Colorectal Surgery

Our colorectal surgical experts at The University of Kansas Health System take pride in delivering high-quality, evidence-based care for all disorders of the colon and rectum. We manage the most complex cases with a multidisciplinary approach, advanced treatments and leading-edge technologies. Learn more about our specialties of colon and rectal cancer, inflammatory bowel disease, pelvic floor disorders, anorectal disorders and additional colorectal conditions.

Ranked by U.S. News & World Report

Our gastroenterology and GI surgery program ranks No. 42 among the nation's top 50 in U.S. News & World Report's Best Hospitals 2018-19. Rankings are based on measurable achievements in quality, patient safety, nursing excellence and other best patient care indicators. This is our 8th consecutive year to achieve the honor.

National Cancer Institute-designated center since 2012

The University of Kansas Cancer Center is committed to reducing the burden of cancer in Kansas by transforming cancer research and clinical care. Our cancer efforts are made stronger by powerhouse partners Stowers Institute and Children’s Mercy. NCI-designated cancer centers are pioneers in cancer research, recognized for their scientific leadership, resources and depth of their research in basic, clinical and population science. Learn more.

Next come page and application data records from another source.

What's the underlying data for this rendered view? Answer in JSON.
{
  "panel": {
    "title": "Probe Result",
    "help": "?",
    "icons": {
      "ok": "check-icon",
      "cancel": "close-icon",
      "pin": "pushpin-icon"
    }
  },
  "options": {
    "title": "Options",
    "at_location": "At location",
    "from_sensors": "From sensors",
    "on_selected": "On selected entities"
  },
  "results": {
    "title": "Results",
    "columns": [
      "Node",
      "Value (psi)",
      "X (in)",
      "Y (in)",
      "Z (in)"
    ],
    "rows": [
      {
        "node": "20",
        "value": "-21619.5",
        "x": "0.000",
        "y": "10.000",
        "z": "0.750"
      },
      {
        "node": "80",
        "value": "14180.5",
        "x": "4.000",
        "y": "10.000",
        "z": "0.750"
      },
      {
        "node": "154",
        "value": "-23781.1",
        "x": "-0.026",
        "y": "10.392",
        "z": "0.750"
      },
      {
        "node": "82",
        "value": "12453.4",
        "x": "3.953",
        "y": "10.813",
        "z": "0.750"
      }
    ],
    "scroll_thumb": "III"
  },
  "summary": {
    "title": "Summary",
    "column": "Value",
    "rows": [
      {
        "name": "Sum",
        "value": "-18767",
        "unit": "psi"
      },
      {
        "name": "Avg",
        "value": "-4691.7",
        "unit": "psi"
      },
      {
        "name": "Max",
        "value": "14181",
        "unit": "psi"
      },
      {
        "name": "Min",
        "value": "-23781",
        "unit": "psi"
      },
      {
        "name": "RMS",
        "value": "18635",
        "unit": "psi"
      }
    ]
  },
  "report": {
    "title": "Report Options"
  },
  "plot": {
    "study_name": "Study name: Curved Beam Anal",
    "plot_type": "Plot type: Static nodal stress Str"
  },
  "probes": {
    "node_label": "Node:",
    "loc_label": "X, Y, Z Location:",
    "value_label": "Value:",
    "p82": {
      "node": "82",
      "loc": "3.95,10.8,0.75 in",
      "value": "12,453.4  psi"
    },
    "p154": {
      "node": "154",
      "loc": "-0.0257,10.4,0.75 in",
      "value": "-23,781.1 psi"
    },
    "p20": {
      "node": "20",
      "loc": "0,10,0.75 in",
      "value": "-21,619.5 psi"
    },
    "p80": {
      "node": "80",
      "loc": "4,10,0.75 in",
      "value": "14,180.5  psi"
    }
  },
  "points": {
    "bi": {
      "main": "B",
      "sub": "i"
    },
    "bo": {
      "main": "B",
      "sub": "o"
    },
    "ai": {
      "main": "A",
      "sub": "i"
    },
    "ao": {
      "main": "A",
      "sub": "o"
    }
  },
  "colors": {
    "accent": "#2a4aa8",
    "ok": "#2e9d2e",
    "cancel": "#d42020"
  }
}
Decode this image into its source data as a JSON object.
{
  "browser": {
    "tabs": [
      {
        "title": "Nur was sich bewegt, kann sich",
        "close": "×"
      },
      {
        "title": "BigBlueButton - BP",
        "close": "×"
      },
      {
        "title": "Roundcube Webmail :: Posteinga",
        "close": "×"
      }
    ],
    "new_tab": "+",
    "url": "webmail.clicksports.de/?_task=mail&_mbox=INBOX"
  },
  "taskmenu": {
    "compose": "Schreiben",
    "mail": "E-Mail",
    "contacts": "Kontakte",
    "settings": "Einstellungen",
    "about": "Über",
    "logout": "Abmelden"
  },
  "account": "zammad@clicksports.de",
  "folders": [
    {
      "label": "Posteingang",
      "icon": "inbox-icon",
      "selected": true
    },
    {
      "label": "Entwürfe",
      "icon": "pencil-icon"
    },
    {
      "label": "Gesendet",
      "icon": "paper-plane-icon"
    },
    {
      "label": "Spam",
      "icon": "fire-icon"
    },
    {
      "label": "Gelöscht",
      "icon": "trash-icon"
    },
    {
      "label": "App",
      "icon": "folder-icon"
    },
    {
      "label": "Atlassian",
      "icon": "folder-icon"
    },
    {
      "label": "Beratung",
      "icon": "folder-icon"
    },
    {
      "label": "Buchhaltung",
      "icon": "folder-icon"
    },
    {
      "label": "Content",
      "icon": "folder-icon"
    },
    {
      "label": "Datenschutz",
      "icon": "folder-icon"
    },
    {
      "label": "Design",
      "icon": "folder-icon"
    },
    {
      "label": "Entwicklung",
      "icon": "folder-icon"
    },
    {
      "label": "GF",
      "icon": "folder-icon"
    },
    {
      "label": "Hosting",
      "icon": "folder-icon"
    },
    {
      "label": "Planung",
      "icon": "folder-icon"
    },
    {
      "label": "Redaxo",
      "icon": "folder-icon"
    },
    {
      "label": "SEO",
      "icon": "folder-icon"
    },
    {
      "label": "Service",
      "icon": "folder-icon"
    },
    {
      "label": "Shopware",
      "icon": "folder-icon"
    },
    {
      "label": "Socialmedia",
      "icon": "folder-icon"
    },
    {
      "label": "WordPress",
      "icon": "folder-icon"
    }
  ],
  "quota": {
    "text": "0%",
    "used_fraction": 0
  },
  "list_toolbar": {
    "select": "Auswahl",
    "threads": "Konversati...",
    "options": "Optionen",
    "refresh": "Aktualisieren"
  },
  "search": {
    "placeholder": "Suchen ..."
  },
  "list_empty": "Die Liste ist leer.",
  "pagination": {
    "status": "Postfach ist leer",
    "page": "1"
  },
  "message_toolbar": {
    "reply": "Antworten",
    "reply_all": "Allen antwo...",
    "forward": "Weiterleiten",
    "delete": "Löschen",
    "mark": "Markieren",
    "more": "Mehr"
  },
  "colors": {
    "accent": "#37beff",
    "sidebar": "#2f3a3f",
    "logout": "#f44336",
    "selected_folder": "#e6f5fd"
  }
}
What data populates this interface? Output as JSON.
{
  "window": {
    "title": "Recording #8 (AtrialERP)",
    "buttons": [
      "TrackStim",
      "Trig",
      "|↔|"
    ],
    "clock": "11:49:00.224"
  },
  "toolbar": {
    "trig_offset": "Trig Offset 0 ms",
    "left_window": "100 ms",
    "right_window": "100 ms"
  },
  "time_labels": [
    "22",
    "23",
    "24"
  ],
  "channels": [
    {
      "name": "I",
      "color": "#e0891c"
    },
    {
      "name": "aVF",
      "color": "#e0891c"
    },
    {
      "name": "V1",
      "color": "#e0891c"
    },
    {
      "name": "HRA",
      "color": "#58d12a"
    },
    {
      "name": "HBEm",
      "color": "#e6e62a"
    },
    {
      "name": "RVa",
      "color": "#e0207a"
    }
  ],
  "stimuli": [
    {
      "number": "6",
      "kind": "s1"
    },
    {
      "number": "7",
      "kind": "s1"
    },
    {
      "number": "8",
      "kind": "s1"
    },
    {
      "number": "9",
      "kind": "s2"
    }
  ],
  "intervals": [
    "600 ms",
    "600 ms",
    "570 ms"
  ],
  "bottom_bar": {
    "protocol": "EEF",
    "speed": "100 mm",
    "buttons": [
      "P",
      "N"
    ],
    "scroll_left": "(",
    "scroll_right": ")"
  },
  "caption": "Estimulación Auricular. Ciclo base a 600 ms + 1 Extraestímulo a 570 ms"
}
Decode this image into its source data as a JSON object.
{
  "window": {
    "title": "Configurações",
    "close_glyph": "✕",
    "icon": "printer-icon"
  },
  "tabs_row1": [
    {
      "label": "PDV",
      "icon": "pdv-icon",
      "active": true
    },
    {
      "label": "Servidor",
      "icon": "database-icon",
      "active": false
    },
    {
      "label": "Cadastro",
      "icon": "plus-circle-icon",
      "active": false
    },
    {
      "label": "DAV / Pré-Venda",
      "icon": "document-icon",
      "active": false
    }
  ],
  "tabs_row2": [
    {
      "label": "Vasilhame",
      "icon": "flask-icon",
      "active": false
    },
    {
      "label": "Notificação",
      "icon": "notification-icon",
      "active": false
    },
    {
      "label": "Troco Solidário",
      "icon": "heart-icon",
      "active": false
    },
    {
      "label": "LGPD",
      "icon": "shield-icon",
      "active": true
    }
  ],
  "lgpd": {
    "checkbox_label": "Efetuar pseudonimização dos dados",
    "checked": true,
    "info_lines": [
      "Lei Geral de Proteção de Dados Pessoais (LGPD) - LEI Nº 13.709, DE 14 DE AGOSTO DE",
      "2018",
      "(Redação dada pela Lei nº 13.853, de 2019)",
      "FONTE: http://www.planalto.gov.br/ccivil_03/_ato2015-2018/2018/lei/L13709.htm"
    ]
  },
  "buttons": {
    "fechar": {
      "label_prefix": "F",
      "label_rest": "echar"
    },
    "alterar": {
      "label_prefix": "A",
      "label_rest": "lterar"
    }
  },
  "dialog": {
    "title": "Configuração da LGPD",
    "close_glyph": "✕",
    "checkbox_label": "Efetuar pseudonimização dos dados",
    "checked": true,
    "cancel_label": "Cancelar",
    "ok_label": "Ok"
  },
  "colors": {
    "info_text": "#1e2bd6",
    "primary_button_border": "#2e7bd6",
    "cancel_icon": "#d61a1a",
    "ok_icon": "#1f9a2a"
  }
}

Other Conditions

We provide expert, compassionate care for other health problems and conditions which occur around or in your colon and rectum.

Additional conditions

Procedures

  • Laparoscopic colorectal surgery is a surgery where your physician will make several small incisions. A thin tube will be placed into one of the small incisions to see your colon on the screen and surgical tools will be placed in the others. The part of the colon causing problems will be removed, and depending on the surgery, the two ends of the colons will be joined.
  • Robotic da Vinci® colorectal surgery is a minimally invasive surgery in which we will use mechanical arms and a computer. The screen will show the surgeon 3D images rather than 2D images during a typical laparoscopy. The surgeon controls 3-4 robotic arms to perform the surgery. Learn more about robotic surgery.
  • Stoma revision